The area of Maakri Street is the birth place of Tallinn’s industry.
This street ran parallel to Härjapea River, the river with the largest volume of water in mediaeval Tallinn.
Back in the middle ages, there already were watermills and tanneries here.
Craftsmen were the main inhabitants, since their activities polluted too much (tanning, boiling tallow, processing flax) or took up too much space (milling, bleaching textile) to be located within the town walls. Arable lands begun right behind the houses.
As the river, which had powered mills and industries since the 13th century, was finally more than polluted and about to grow over (the spillway gutters of toilets ran into the river, too), it was covered with panels in 1914 and permanently directed into a waste water drain in 1937.
Härjapea River is still flowing under ground to this day – it is evident from the floods that occur on Maakri Street during snowmelt or heavy rains. The watermills situated on Härjapea River later went on to grow into quite a few bigger industries.
1877, the Grünwald (later called the Union, turned in Soviet times into a footwear factory called Kommunaar and a factory for fancy leather goods called Linda) leather factory was established.
A paper mill was situated at the current site of Stockmann department store.

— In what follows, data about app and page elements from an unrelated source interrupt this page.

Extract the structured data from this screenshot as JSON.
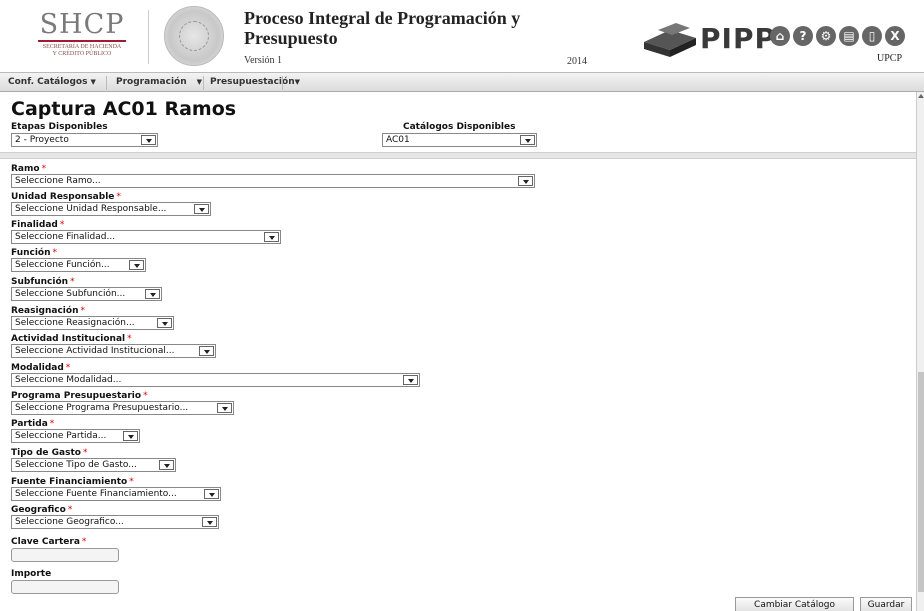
{
  "header": {
    "org_short": "SHCP",
    "org_line1": "Secretaría de Hacienda",
    "org_line2": "y Crédito Público",
    "app_title": "Proceso Integral de Programación y Presupuesto",
    "version": "Versión 1",
    "year": "2014",
    "logo_text": "PIPP",
    "user": "UPCP",
    "icons": [
      "home-icon",
      "help-icon",
      "gear-icon",
      "calculator-icon",
      "document-icon",
      "close-icon"
    ]
  },
  "menubar": {
    "items": [
      {
        "label": "Conf. Catálogos"
      },
      {
        "label": "Programación"
      },
      {
        "label": "Presupuestación"
      }
    ]
  },
  "page": {
    "title": "Captura AC01 Ramos",
    "etapas_label": "Etapas Disponibles",
    "etapas_value": "2 - Proyecto",
    "catalogos_label": "Catálogos Disponibles",
    "catalogos_value": "AC01"
  },
  "fields": {
    "ramo": {
      "label": "Ramo",
      "value": "Seleccione Ramo..."
    },
    "unidad": {
      "label": "Unidad Responsable",
      "value": "Seleccione Unidad Responsable..."
    },
    "finalidad": {
      "label": "Finalidad",
      "value": "Seleccione Finalidad..."
    },
    "funcion": {
      "label": "Función",
      "value": "Seleccione Función..."
    },
    "subfuncion": {
      "label": "Subfunción",
      "value": "Seleccione Subfunción..."
    },
    "reasignacion": {
      "label": "Reasignación",
      "value": "Seleccione Reasignación..."
    },
    "actividad": {
      "label": "Actividad Institucional",
      "value": "Seleccione Actividad Institucional..."
    },
    "modalidad": {
      "label": "Modalidad",
      "value": "Seleccione Modalidad..."
    },
    "programa": {
      "label": "Programa Presupuestario",
      "value": "Seleccione Programa Presupuestario..."
    },
    "partida": {
      "label": "Partida",
      "value": "Seleccione Partida..."
    },
    "tipo_gasto": {
      "label": "Tipo de Gasto",
      "value": "Seleccione Tipo de Gasto..."
    },
    "fuente": {
      "label": "Fuente Financiamiento",
      "value": "Seleccione Fuente Financiamiento..."
    },
    "geografico": {
      "label": "Geografico",
      "value": "Seleccione Geografico..."
    },
    "clave_cartera": {
      "label": "Clave Cartera",
      "value": ""
    },
    "importe": {
      "label": "Importe",
      "value": ""
    }
  },
  "required_marker": "*",
  "buttons": {
    "cambiar": "Cambiar Catálogo",
    "guardar": "Guardar"
  }
}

The Birk family lived in the area as early as in 1625. They founded their steam dyeing and dry cleaning industry in 1820, being the oldest one in Estonia specialised in these activities. In 1910, the lovely Art Nouveau building at Maakri Street 23 was completed.
The building was designed by Russian architect Aleksander Jaron, another project of whose is, for example, the building at Estonia pst 13 – the office of the Bank of Russia in Revel (the Russian form of the German name for Tallinn), which was also the main office of the Bank of Estonia until 1935.

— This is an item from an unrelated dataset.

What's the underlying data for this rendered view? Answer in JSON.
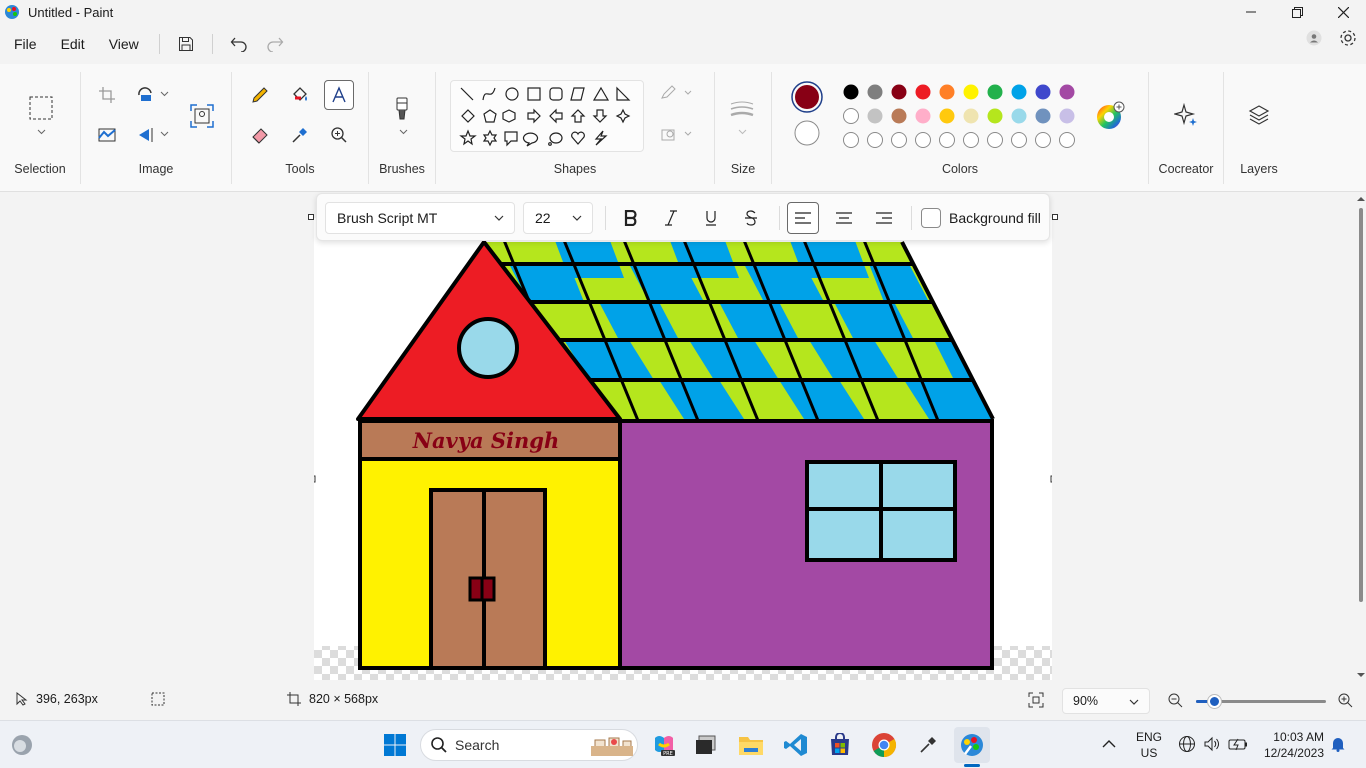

The building was occupied by dry cleaning, dye-works and textile dressing workshops. The Birk family inhabited the second floor.
As an advertising of the time shows, the following services were provided: “dyeing, preshrinking, charing, decatising, dressing and bleaching, dry cleaning of suits, dresses, coats, silk clothing and so on, garment pressing on the Hoffmans Method machine from America”.
The ad does not fail to note that the Birk industry has won “a Grand Prix and 7 golden honorary medals”.
A document detailing the property dating back to 1937 has been preserved, revealing that the house was surrounded by a gray fence of 2 metres. There were wooden gates to the fence, two sheds in the yard, a cellar, fruit trees and bushes, and 12 chickens.
A letter by Martha Dethloff
At the time, the house was owned by Martha Dethloff, who leased a portion of the rooms out, since there were three flats in the building. A letter by Mrs Dethloff to the Tallinn City Government has been archived. The letter is a response to an increase in taxes: “The Maakri 23 house has no possible way of obtaining decent renters, as the river and the leather factory emit such a foul stench, and that is why there can be no mention of a tax raise of any sort”.
It would seem that when Härjapea River was directed into a waste water drain in 1937, that particular problem was solved …
During Soviet times, a production business of the name Kiir was active in the building; dry cleaning and dyeing services were provided, and there was also a self-service laundry, opened until 1992.
In 1994 the building was bought at a public auction by a German enterprise called a+4 Marketing Systeme GmbH.
OÜ Maakri Keemiline Puhastus (Maakri Dry Cleaning) was established. The enterprise owns the building even today. AS Harju Ehitus restored the building thoroughly and 2 June 1996, the first Sauberland dry cleaning outlet in Estonia opened its doors to the public. The chain later opened outlets in Tartu, Pärnu and Narva, and there were reception desks in Viljandi, Jõhvi, Rakvere, Kohtla-Järve and Sillamäe.
2 June1996, when the first Sauberland dry cleaning outlet was opened at Maakri Street 23.
The house is surrounded by a Japanese garden, complemented by two sculptures: an eagle as the symbol of Saaremaa, the biggest island of Estonia, and a hedgehog, the advisor of Kalevipoeg, the greatest hero of Estonian folklore, as the symbol of Estonia.
In 2008, the Sauberland dry cleaning chain was sold to OÜ Sol Eesti.
There are several people employed in the building who have had a connection to the house for as long as over 40 years, who love the building and their work. This is most rare; it gives the building a soul and is something to be grateful for.
In addition to a hair salon and offices located in the building nowadays, a dry cleaning station and a laundry are still active in the building.